…but only in magical Northumberland.
At the time Stefano took the photo of these two flying lambs, I was climbing to the top of a muddy and sheep poop-ridden hill to take a photo of a stone-built bastle house (from the French bastille), a sort of 16th-17th century fortified farmhouse. This particular bastle was Black Middens Bastle House (see: http://tinyurl.com/3wr3uh). I won’t post the photo I took, since the one on the website is a much better one.
Anyway, Stefano had stayed behind in the car park and was watching a few lambs at play in a nearby field. When they began jumping high up in the air, he grabbed his camera and took a few photos. This was his lucky shot!
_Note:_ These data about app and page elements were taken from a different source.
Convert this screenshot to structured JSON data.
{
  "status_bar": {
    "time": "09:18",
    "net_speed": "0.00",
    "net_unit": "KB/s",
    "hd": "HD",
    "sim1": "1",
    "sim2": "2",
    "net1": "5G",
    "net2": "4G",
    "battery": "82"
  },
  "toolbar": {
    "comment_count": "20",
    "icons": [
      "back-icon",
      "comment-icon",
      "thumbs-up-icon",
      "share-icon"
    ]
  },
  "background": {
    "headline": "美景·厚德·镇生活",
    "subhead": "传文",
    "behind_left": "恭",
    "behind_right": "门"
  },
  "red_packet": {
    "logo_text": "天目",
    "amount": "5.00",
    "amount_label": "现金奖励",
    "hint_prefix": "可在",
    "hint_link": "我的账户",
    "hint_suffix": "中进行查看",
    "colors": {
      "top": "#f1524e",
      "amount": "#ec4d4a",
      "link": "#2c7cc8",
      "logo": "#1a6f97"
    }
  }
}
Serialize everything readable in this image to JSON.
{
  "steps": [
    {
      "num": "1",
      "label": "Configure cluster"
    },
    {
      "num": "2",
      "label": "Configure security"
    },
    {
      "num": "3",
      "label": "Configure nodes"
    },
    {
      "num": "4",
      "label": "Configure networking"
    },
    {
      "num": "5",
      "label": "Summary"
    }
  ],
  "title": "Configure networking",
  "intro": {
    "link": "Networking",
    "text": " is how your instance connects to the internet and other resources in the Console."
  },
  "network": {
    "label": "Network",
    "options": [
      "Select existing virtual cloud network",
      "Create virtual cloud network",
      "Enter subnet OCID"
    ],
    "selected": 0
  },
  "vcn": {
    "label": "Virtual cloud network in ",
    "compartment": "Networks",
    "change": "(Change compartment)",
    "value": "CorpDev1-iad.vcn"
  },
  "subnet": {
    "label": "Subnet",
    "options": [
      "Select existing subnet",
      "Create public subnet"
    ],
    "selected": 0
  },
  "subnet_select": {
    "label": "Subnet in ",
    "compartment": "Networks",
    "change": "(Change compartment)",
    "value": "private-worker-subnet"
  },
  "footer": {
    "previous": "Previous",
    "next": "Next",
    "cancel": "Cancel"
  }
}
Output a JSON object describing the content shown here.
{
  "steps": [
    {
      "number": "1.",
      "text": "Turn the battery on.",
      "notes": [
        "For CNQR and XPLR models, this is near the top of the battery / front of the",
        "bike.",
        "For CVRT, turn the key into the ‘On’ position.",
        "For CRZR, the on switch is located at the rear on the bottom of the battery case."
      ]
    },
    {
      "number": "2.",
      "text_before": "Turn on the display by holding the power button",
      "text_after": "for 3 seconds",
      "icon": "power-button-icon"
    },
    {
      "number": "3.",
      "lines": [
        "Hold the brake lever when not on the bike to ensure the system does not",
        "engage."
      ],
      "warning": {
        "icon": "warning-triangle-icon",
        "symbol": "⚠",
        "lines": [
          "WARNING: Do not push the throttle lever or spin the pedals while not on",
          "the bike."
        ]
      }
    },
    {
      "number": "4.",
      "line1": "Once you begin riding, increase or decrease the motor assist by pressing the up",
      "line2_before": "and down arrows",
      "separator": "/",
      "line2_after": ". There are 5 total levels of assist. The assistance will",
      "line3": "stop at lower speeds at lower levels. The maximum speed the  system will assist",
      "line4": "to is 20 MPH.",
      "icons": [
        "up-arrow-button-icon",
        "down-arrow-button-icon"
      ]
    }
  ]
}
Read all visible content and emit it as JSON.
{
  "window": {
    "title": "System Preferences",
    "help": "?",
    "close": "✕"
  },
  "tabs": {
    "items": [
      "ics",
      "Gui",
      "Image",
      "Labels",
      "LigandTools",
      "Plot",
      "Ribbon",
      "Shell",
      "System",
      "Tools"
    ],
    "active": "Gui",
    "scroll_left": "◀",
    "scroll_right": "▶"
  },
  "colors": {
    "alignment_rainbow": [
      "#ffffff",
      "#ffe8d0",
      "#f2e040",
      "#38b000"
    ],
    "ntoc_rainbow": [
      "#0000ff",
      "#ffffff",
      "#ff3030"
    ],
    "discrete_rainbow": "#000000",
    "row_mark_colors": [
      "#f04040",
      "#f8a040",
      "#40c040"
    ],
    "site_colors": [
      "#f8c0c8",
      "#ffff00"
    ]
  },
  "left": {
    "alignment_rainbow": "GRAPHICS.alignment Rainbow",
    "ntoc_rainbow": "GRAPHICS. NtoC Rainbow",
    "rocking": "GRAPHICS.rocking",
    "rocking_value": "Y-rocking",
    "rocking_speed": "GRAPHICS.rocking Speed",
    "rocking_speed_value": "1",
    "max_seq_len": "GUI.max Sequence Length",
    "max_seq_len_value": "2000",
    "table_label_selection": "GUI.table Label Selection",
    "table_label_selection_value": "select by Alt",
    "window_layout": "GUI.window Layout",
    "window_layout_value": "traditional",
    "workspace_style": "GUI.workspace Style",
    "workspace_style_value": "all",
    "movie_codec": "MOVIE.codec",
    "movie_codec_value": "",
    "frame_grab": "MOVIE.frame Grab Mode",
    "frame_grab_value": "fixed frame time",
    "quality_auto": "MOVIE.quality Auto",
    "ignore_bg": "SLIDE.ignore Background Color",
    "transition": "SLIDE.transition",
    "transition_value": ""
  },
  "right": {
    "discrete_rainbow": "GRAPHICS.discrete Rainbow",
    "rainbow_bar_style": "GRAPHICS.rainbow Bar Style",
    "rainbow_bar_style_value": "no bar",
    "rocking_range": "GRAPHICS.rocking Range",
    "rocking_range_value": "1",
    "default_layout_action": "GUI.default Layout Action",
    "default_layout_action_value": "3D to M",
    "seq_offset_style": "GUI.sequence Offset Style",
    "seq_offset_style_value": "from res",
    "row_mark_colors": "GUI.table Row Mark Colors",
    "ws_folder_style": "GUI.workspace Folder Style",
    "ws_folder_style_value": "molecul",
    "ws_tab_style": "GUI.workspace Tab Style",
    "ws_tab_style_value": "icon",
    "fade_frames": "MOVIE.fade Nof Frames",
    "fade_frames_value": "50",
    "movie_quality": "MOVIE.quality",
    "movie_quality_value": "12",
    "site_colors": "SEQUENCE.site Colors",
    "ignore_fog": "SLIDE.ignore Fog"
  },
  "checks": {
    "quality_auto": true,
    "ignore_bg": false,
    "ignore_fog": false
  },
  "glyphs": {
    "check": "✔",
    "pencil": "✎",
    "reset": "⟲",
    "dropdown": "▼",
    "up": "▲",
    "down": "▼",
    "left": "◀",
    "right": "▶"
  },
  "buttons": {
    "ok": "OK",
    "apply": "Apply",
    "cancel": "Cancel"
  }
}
And this, by the way, is lambing season in Northumberland. I have never ever seen so many lambs (or sheep) in my entire life! Thousands. I kid you not. Or rather, I lamb you not! I think I may have more photos of lambs and sheep than of puffins, if possible. Adorable creatures.
These (above, left) are two lambs that we encountered on our climb toward Housesteads, a Roman fort located halfway along Hadrian’s Wall, whose construction began in 122 AD or thereabouts. Almost 74 miles long, the wall is a stone and turf fortification built by the Roman Empire across the width of modern-day England (source: Wikipedia). Even though it is a ruin, the wall is still very impressive and offers spectacular views of the surrounding countryside. Such as the one on the right.
I will need a few more days (weeks? months? years?) to go through all the messages I received in my absence (almost 400 e-mails, gasp!, in spite of the fact that I unsubscribed from one of the myeloma patient lists…) and settle back into our regular routine. But for now, in spite of having gone back to work today, I am still in blissfully happy holiday mode…